Using some key demographic variables, such as the percentage of households with children, median income, median age, percentage of single family homes, and percentage of adults who bought “large” candy in last month (think king-sized bars, the most sought after of all of the candy), we mapped out the best areas to trick or treat in the Nashville area. While we only mapped one metropolitan area, this is applicable to where you live as well.


Let’s break down the groups:

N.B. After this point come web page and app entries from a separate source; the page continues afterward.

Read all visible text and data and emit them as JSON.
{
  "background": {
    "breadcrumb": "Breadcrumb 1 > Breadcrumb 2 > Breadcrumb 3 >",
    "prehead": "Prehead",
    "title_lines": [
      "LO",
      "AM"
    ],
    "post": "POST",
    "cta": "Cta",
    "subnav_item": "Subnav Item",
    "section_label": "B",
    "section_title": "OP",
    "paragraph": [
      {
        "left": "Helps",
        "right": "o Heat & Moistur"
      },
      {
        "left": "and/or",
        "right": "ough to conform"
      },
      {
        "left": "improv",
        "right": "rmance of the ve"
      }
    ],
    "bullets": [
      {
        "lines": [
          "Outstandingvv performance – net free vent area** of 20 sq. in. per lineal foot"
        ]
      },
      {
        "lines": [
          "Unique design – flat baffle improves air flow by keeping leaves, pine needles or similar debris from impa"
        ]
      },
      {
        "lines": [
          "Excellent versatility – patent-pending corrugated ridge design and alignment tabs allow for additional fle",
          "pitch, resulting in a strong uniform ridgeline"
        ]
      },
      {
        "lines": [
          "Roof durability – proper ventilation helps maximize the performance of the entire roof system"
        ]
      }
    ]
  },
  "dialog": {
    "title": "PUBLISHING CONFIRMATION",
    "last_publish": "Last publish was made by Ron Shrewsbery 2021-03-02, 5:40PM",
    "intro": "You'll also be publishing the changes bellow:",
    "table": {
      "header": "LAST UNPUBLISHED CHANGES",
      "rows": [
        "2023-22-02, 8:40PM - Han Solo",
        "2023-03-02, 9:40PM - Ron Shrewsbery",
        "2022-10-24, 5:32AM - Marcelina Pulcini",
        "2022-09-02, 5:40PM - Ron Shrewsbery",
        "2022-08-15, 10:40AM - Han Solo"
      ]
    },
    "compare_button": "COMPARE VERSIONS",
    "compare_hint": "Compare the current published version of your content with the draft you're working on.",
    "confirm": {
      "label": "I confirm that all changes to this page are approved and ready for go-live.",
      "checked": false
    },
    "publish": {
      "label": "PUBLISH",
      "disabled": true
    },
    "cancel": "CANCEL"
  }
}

Put this theory into a real example with my neighborhood in Fort Worth, Texas. Our 1930’s bungalow stands as a relic to our once streetcar suburb, which has been turned into new build McMansions over the last 2 decades. While you may see king-sized candy bars in your eyes, and think that this is the perfect place to take Sally and Johnny come All Hallows’ Eve, look again: what you do not see are any Halloween decorations. No tacky inflatables, not a cobweb covered bush in sight. For this, there is a simple explanation: we have very few children in our neighborhood under the age of 16. So, while my neighborhood checks off some of our critical boxes (large, single family homes with a higher than average income), it lacks a key element: percentage of homes with children. Now, if you drive one neighborhood over, you will find slightly more modest homes with yards full of skeletons and ghosts hanging from trees. In this neighborhood, nearly every house will hand out candy, and many will hand out larger candy bars, or more than one piece per child. On my street, I think that I am one of 3 houses that still hand out candy (which, by the way, are king-sized. I handsomely reward the children that actually make it to my street). Remember that the key to making this guide work is the entire picture.

We’d love to hear from you if you put our hypothesis to good use this Halloween. Send us pictures of your scores, and mail us anything gummy and sour, for our troubles.